Indeed, why refer to any small business owners as protectors of "marginal retail establishments." These "marginal" businesses are their life's blood. Every American has a right to set up a small, independent business. Wal-Mart has already obliterated many of Cottonwood's "marginal retail establishments." The CCBC do not find such a prospect appealing.
Dwyer's comments on property rights are not incorrect.
In this country, people can pretty much do as they please with property they own. But at what point do unrestricted property rights and runaway development bring about a decline in everyone's property values?
When the water is gone? When septic and agricultural run-off poison both land and water? When the stench of a new sewage treatment plant hangs permanently over the length of our little green valley? When toxins from the plant seep into our notoriously porous caliche, then into our remaining groundwater?
The CCBC do have viable alternatives in mind. For instance, the area is ripe for a Main Street USA makeover, if we take it up before the small businesses and architecture that make us unique are replaced by 7-11's and Sonics. We can look to
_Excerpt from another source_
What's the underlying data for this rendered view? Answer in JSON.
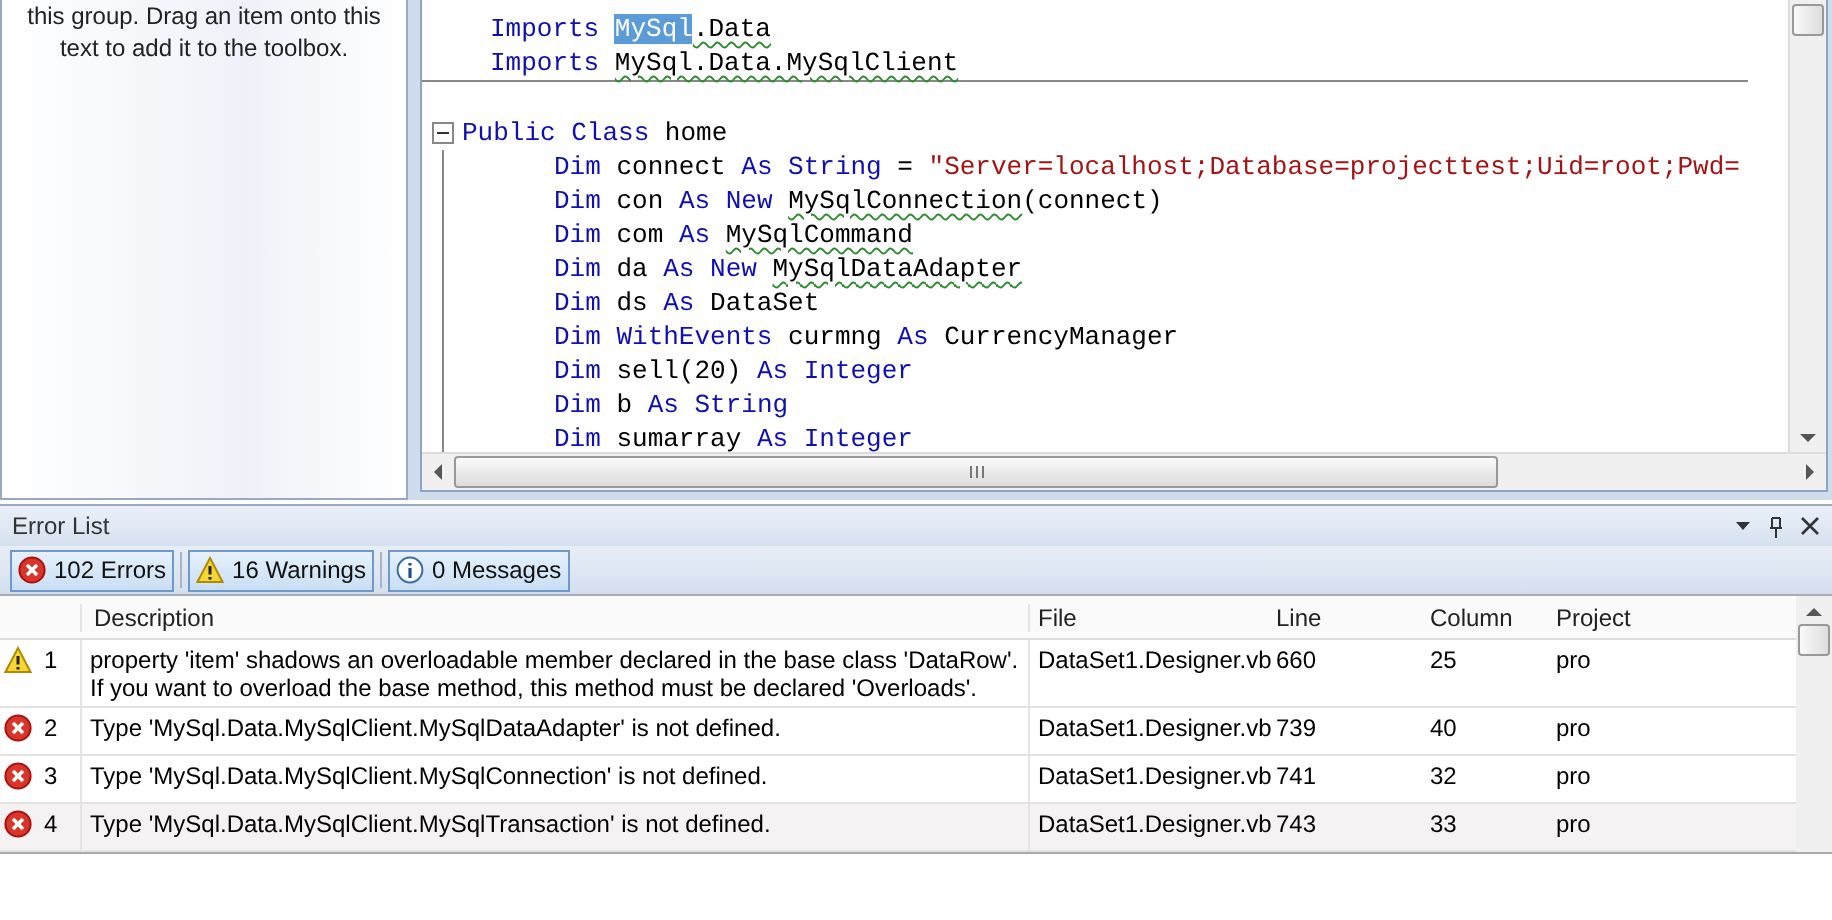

Flagstaff's involvement with this program, in which individuals from wildly diverse backgrounds cooperated in making Flag's downtown one of the most agreeable and distinctive in the state. The entire downtown area is revitalized; local merchants and property owners cooperate and thrive. Rather than create dissension and ill will, rather than declare culture and class war, let's cooperate to maintain our small-town heritage and ambiance.
Jeanette Rodda is a resident of Rimrock.